In few dates
The creation of a Faculty of Sciences on the Liège site dates back to 1811, in other words several years before the King of Holland William I created three state Universities on July 25, 1816: Liège, Gent and Louvain. The inauguration of the University of Liège took place on September 25, 1817.
The buildings associated with the Faculty of Sciences were initially situated in the Liège town centre before some of them were transferred to Outremeuse (Botany and Zoology) and Cointe (Astrophysics). The Chemistry Institute for its part remained situated in the city centre site buildings (the current place du 20 Août).

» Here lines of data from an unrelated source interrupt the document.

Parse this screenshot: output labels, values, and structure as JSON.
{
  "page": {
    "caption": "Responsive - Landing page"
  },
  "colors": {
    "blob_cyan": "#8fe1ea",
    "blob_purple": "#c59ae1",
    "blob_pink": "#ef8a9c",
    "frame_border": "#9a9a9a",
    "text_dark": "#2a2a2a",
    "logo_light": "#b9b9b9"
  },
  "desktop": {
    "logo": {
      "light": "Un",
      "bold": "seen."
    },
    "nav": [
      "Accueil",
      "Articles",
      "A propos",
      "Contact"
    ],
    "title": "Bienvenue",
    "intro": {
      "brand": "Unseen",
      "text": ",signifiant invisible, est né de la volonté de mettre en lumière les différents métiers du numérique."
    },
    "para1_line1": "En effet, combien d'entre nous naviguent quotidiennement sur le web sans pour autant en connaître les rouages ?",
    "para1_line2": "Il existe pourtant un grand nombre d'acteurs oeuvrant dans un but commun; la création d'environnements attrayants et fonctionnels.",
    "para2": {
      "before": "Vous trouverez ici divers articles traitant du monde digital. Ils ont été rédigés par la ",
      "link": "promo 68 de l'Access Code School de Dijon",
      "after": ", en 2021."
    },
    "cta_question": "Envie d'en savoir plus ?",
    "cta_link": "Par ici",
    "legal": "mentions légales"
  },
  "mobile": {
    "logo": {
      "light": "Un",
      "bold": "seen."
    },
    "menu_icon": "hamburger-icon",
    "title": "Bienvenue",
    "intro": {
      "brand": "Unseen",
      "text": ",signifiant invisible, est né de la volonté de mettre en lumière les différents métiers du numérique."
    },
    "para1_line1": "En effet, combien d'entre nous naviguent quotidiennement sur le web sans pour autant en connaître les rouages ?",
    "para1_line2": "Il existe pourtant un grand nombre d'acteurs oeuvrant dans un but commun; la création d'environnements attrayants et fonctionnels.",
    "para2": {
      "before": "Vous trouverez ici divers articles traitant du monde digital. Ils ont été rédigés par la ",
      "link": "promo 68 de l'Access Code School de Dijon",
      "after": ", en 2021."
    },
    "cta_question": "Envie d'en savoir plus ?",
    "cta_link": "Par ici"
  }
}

Furthermore the Liège Botanical Garden, with its arboretum and its complex of greenhouses, founded in 1819, two years after the University of Liège, is the only botanical garden in Wallonia. Its arboretum, one of the most remarkable in Belgium, numbers one hundred and seventy species of trees and shrubs and some fifteen ‘champions’ of Belgium, planted in 1841. The ensemble of greenhouses, designed in a Victorian style, is classified and constitutes an exceptional example of an architecture marrying iron and glass in the 19th century. The greenhouses have now been integrated into the not for profit organisation ‘the ULg’s Botanical Spaces.’.
Towards the end of the 1960s, the relocation of a great majority of the University’s Faculties towards the Sart Tilman wooded estate began. This transfer was spread over a period of over forty years.
It was for its 150th anniversary, in 1967, that the University of Liège officially inaugurated the first Sart Tilman buildings, including the Physics Institute and the Chemistry laboratory work-research complex. The Botany Institute was also transferred to Sart Tilman during the 1965-1970 period.
Later, during the 1990s, the Amphithéâtres de l'Europe (1994-1996) and the Mathematics Institute (1997) were built at Sart Tilman.
Beyond Liège the Faculty of Sciences is also linked with several of the Institution’s other properties: the Arlon Campus, the Stareso Station at Calvi (Corsica), and the Haute Fagnes Science Station at Mont Rigi (close to Robertville). The Faculty of Sciences and the Institution are also involved in the research carried out at the Jungfraujoch Station in Switzerland.